International sports federations (ISFs) play an essential role as global regulators of sport. But today the ISFs are facing a crisis of legitimacy. Huge financial flows generated by sports competitions and events, coupled with inadequate systems of checks and balances and a sort of feudalisation of powers in place, gave rise to widespread corruption and mismanagement. This situation has led stakeholders to contest the legitimacy of ISFs. The scale of corruption in the world of athletics, revealed on 9 November 2015 by the report of the independent commission set up by the World Anti-Doping Agency (WADA), should convince even the more sceptics that it is about time to react.

In a recent report, “Play the Game” concludes that the legitimacy crisis in international sports governance is caused, first and foremost, by flawed institutional design, and in particular by a lack of robust control mechanisms that allow both member federations and external actors to control international sports federations.

In order to regain its legitimacy, ISFs must engage in thorough institutional reforms to install more effective fraud prevention and control mechanisms, but also to change the patterns of their policy and decision-making processes, seeking to ensure transparency and accountability and make these processes more inclusive. ISFs should also pay more attention to the human rights dimension of sport and seek to strengthen the respect for human dignity and fundamental rights through their action.

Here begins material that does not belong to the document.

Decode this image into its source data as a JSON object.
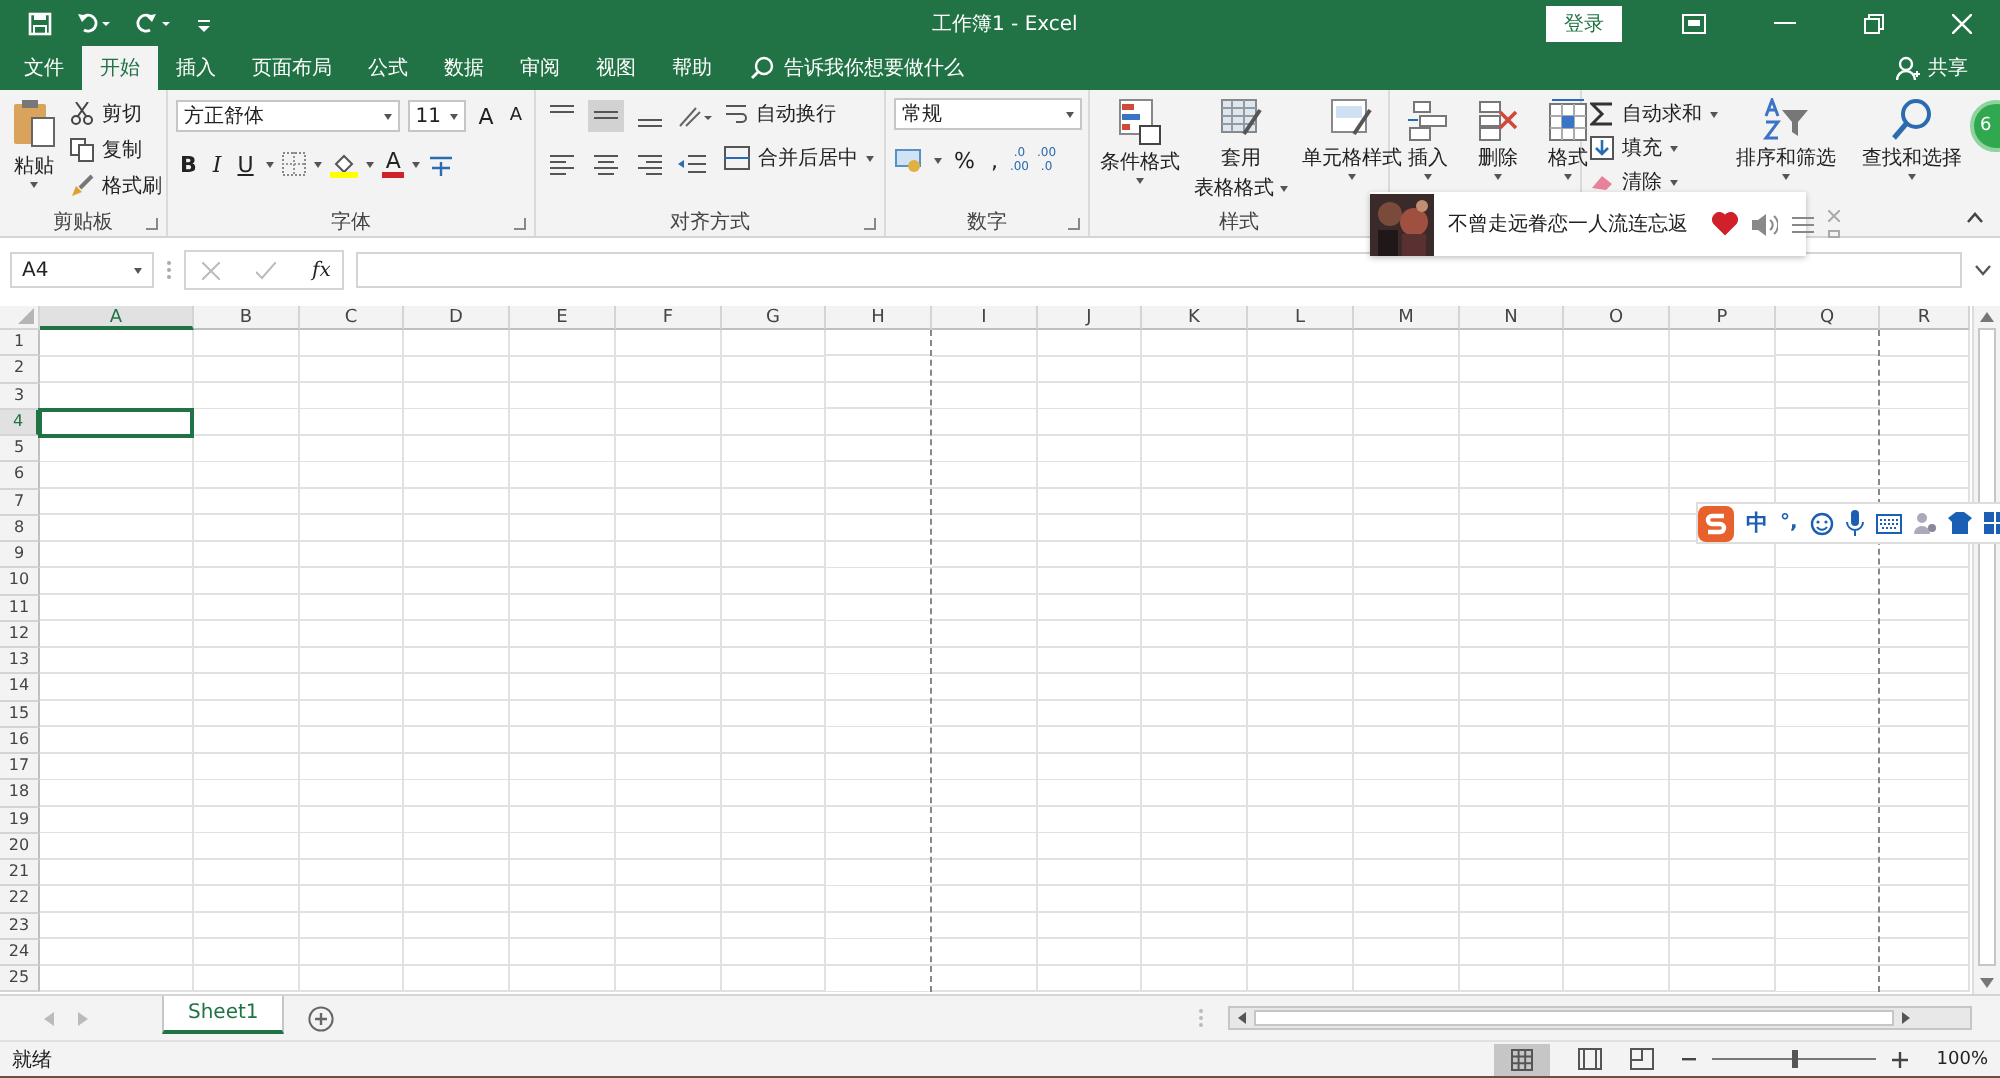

The Parliamentary Assembly should examine how the Council of Europe, its member States, the international sports federations and other stakeholders can follow up on the recommendations in Assembly Resolution 1875 (2012) on good governance and ethics in sport and Resolution 2053 (2015) on the reform of football governance, and work together to strengthen good governance, democracy and the respect for human rights in the sports world.